Wh-movement is also found in many other languages around the world. Most European languages also place wh-words at the beginning of a clause. Furthermore, many of the facts illustrated above are also valid for other languages. The systematic difference in word order across main wh-clauses and subordinate wh-clauses shows up in other languages in varying forms. The islands to wh-extraction are also present in other languages, but there will be some variation. The following example illustrates wh-movement of an object in Spanish:
|John||bought||meat.||'John bought meat.'|
|what||bought||John||'What did John buy?'|
The following examples illustrates wh-movement of an object in German:
|He||reads||Tesnière||every||evening.||'He reads Tesnière every evening.'|
|who||reads||he||every||evening||'Who does he read every evening?'|
The following examples illustrate wh-movement an object in French:
|they||have||seen||Peter||'They saw Peter.'|
|Who||is it that||they||have||seen||'Who did they see?'|
|Who||have||they||seen||'Who did they see?'|
All the examples are quite similar to the English examples and demonstrate that wh-movement is a general phenomenon in numerous languages. As stated however, the behavior of wh-movement can vary, depending on the individual language in question.
Wh-movement typically results in a discontinuity: the "moved" constituent ends up in a position that is separated from its canonical position by material that syntactically dominates the canonical position, which means there seems to be a discontinuous constituent and a long distance dependency present. Such discontinuities challenge any theory of syntax, and any theory of syntax is going to have a component that can address these discontinuities. In this regard, theories of syntax tend to explain discontinuities in one of two ways, either via movement or via feature passing.
Theories that posit movement have a long and established tradition that reaches back to early Generative Grammar (1960s and 1970s). They assume that the displaced constituent (e.g. the wh-expression) is first generated in its canonical position at some level or point in the structure generating process below the surface. This expression is then moved or copied out of this base position and placed in its surface position where it actually appears in speech. Movement is indicated in tree structures using one of a variety of means (e.g. a trace t, movement arrows, strikeouts, lighter font shade, etc.).

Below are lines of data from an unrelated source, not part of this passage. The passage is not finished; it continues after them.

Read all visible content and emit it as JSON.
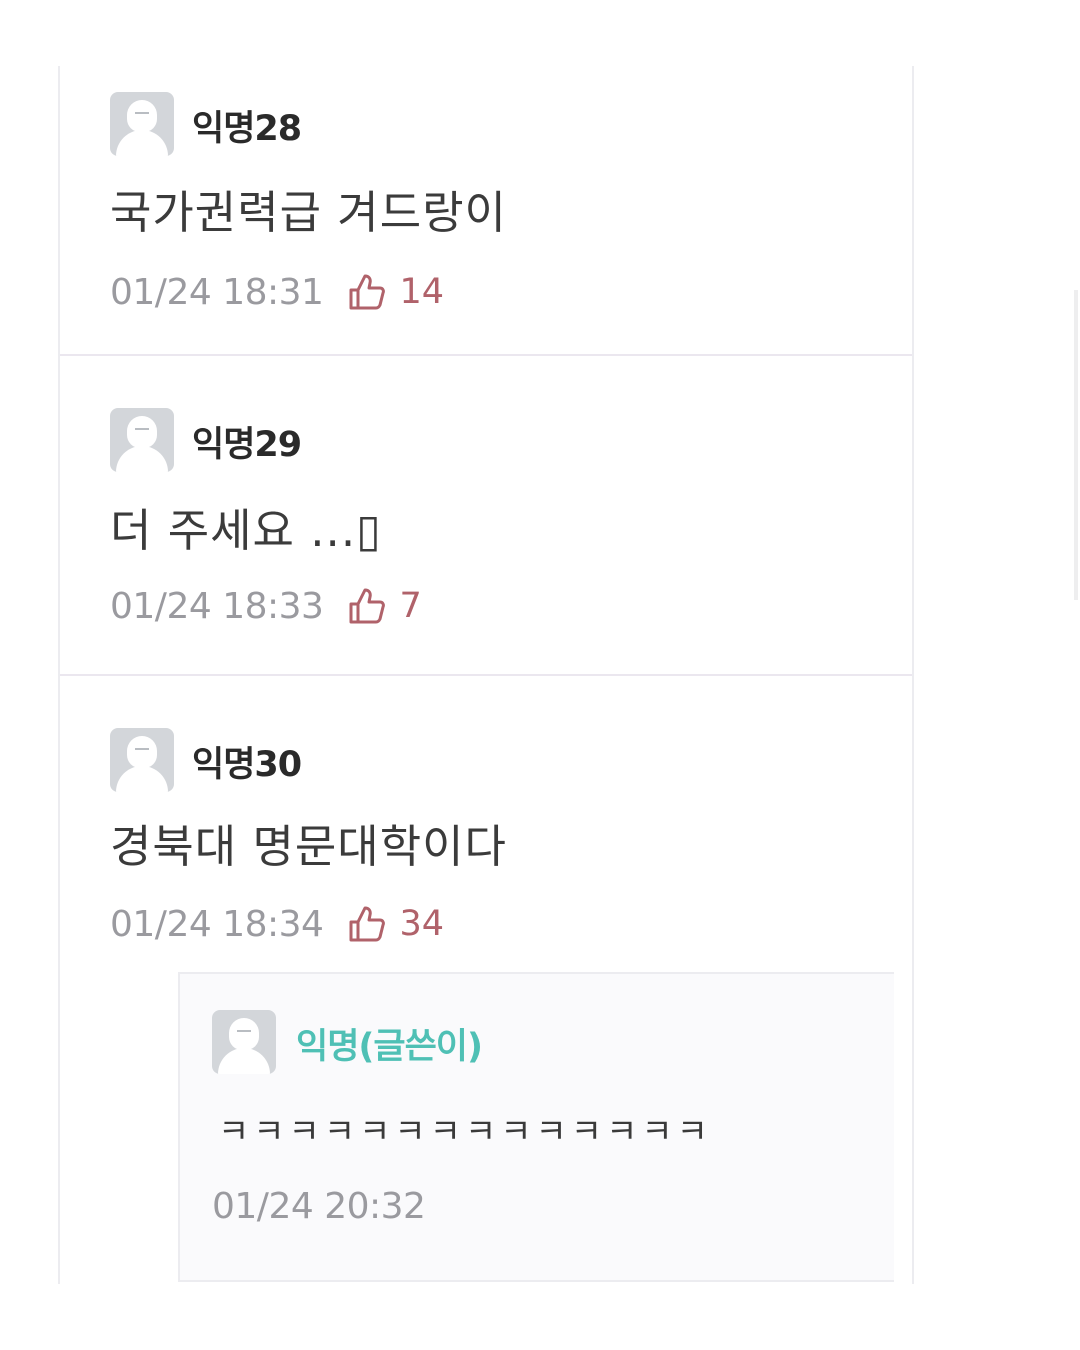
{
  "comments": [
    {
      "author": "익명28",
      "text": "국가권력급 겨드랑이",
      "time": "01/24 18:31",
      "likes": "14"
    },
    {
      "author": "익명29",
      "text": "더 주세요 ...▯",
      "time": "01/24 18:33",
      "likes": "7"
    },
    {
      "author": "익명30",
      "text": "경북대 명문대학이다",
      "time": "01/24 18:34",
      "likes": "34",
      "reply": {
        "author": "익명(글쓴이)",
        "text": "ㅋㅋㅋㅋㅋㅋㅋㅋㅋㅋㅋㅋㅋㅋ",
        "time": "01/24 20:32"
      }
    }
  ],
  "icons": {
    "avatar": "default-avatar-icon",
    "like": "thumbs-up-icon"
  },
  "colors": {
    "op_author": "#4fc0b5",
    "like_icon": "#b0626a",
    "timestamp": "#9a9a9f",
    "author": "#2a2a2a"
  }
}
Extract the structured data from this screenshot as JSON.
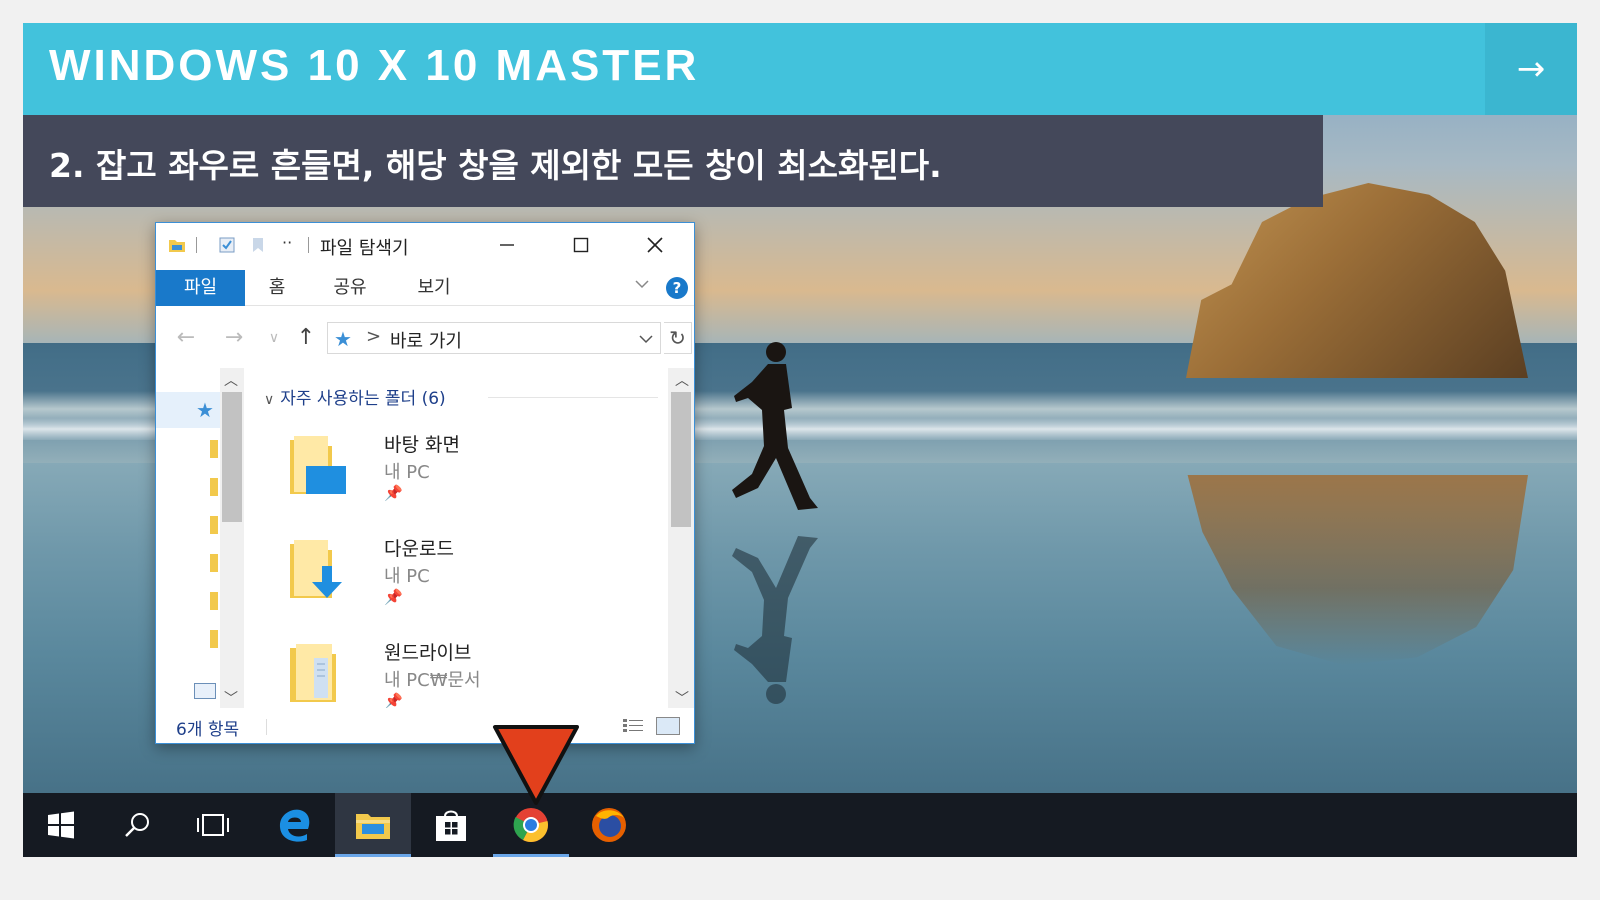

The alternative to the movement approach to wh-movement and discontinuities in general is feature passing. This approach rejects the notion that movement in any sense has occurred. The wh-expression is base generated in its surface position, and instead of movement, information passing (i.e. feature passing) occurs up or down the syntactic hierarchy to and from the position of the gap.